*** Opening of MATERIAL SUPPLIED ***
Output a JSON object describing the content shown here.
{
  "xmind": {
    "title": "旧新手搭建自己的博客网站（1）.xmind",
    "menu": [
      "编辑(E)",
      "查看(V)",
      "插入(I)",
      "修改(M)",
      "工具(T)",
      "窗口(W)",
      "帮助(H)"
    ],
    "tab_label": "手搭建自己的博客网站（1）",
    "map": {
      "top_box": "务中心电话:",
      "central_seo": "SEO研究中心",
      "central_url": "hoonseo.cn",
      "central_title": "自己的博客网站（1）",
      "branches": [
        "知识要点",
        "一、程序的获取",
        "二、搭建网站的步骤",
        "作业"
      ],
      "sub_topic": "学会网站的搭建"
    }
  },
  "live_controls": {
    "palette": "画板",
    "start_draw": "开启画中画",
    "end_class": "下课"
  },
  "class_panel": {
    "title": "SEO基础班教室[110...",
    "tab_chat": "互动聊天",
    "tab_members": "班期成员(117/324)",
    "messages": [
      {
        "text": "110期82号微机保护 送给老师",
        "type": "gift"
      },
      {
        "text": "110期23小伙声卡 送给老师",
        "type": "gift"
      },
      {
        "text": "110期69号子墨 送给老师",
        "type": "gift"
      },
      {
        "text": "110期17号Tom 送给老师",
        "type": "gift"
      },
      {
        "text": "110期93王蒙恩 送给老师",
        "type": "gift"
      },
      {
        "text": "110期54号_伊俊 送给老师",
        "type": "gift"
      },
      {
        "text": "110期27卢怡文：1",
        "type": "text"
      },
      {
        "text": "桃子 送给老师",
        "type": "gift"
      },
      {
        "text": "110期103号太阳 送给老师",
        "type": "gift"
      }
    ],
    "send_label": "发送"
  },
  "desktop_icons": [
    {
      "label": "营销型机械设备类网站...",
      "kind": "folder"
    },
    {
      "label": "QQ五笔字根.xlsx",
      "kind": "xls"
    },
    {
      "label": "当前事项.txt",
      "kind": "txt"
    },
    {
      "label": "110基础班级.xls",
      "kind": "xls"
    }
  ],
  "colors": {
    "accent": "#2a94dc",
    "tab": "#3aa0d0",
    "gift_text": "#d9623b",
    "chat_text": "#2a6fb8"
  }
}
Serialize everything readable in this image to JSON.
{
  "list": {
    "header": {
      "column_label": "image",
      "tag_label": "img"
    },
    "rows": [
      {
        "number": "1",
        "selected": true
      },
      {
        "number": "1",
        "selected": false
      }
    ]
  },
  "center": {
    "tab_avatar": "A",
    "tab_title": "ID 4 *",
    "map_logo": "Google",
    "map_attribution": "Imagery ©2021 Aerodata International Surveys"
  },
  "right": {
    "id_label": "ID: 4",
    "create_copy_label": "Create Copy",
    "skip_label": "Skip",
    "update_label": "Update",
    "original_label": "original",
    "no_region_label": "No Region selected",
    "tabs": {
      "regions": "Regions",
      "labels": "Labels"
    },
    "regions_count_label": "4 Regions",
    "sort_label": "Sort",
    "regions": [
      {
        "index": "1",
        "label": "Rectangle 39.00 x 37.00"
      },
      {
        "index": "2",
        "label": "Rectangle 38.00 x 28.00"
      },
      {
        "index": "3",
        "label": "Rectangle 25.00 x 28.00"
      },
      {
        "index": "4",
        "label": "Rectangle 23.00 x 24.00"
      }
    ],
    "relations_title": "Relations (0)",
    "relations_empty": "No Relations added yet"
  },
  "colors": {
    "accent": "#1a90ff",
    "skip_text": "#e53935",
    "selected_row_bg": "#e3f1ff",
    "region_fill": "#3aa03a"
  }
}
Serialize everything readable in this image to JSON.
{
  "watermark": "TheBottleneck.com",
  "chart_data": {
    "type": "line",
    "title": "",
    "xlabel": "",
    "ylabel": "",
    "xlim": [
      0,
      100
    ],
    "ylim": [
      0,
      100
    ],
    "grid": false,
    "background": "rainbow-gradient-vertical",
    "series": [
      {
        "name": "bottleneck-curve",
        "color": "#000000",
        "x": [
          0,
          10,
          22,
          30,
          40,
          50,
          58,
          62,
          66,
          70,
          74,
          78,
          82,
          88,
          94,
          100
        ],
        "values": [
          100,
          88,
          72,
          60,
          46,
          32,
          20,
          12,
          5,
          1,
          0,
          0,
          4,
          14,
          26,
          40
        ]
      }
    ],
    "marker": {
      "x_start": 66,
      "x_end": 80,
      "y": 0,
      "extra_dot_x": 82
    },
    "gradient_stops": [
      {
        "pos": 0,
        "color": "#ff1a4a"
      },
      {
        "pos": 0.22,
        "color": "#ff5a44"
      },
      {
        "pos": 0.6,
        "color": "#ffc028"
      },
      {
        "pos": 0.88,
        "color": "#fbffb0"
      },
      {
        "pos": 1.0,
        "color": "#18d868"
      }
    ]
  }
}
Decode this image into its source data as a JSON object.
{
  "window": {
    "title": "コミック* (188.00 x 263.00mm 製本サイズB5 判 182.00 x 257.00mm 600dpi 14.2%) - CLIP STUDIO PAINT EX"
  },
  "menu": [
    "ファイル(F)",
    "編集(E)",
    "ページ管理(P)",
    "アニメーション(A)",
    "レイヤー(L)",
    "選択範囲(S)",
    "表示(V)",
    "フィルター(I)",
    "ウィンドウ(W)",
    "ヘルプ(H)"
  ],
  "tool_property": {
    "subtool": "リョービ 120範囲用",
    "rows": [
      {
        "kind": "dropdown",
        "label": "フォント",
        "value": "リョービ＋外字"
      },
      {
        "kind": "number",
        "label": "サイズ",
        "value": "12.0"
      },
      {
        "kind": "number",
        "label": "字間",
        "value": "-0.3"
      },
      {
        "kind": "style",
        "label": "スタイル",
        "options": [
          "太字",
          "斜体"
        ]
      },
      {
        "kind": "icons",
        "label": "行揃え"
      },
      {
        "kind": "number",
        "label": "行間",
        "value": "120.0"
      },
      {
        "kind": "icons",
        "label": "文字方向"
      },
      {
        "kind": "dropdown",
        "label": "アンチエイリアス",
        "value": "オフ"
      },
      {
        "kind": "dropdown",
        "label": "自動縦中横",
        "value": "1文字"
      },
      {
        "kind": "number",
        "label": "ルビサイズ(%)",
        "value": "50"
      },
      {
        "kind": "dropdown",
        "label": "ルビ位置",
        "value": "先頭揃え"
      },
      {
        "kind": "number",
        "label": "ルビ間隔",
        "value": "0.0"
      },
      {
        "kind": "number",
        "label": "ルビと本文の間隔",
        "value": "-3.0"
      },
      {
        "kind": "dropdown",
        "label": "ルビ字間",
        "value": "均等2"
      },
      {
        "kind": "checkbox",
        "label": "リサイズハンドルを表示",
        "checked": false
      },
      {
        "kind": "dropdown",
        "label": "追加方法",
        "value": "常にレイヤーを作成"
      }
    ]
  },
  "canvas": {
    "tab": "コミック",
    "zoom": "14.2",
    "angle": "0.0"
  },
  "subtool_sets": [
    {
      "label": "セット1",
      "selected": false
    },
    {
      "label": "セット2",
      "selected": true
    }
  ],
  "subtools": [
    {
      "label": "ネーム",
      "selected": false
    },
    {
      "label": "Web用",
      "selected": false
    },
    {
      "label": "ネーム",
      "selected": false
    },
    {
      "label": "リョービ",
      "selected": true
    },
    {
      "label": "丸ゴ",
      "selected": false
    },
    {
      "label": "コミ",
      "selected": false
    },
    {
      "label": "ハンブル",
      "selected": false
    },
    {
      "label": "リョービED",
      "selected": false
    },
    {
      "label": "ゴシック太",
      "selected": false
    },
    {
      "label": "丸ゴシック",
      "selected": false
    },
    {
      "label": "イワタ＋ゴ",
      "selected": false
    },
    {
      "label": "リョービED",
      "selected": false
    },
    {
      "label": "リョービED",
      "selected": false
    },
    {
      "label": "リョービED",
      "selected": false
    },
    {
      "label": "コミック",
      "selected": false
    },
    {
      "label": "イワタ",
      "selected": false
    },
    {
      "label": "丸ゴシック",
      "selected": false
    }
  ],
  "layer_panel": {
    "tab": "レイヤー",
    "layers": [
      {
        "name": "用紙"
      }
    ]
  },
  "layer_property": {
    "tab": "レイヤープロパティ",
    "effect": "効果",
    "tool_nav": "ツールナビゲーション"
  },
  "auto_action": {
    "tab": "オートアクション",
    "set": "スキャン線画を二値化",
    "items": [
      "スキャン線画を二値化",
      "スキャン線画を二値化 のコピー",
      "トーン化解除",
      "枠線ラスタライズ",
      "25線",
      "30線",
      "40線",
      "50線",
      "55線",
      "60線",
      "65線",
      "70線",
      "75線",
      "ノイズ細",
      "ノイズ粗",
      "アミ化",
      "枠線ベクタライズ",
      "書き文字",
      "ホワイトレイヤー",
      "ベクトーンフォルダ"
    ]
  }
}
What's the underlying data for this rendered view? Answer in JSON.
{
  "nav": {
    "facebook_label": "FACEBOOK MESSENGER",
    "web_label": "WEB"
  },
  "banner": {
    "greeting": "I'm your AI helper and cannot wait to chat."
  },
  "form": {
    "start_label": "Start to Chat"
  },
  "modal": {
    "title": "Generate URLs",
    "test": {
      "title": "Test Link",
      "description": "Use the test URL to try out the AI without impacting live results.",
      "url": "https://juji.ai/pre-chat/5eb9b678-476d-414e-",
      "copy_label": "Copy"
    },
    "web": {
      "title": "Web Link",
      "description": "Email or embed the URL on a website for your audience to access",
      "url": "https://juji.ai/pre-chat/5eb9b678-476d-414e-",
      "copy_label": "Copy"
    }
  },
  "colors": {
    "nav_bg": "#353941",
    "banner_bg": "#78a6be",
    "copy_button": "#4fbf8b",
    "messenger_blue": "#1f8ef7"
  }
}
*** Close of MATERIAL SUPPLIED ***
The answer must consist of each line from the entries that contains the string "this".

Serialize everything readable in this image to JSON.
Serialize everything readable in this image to JSON.
Decode this image into its source data as a JSON object.
What's the underlying data for this rendered view? Answer in JSON.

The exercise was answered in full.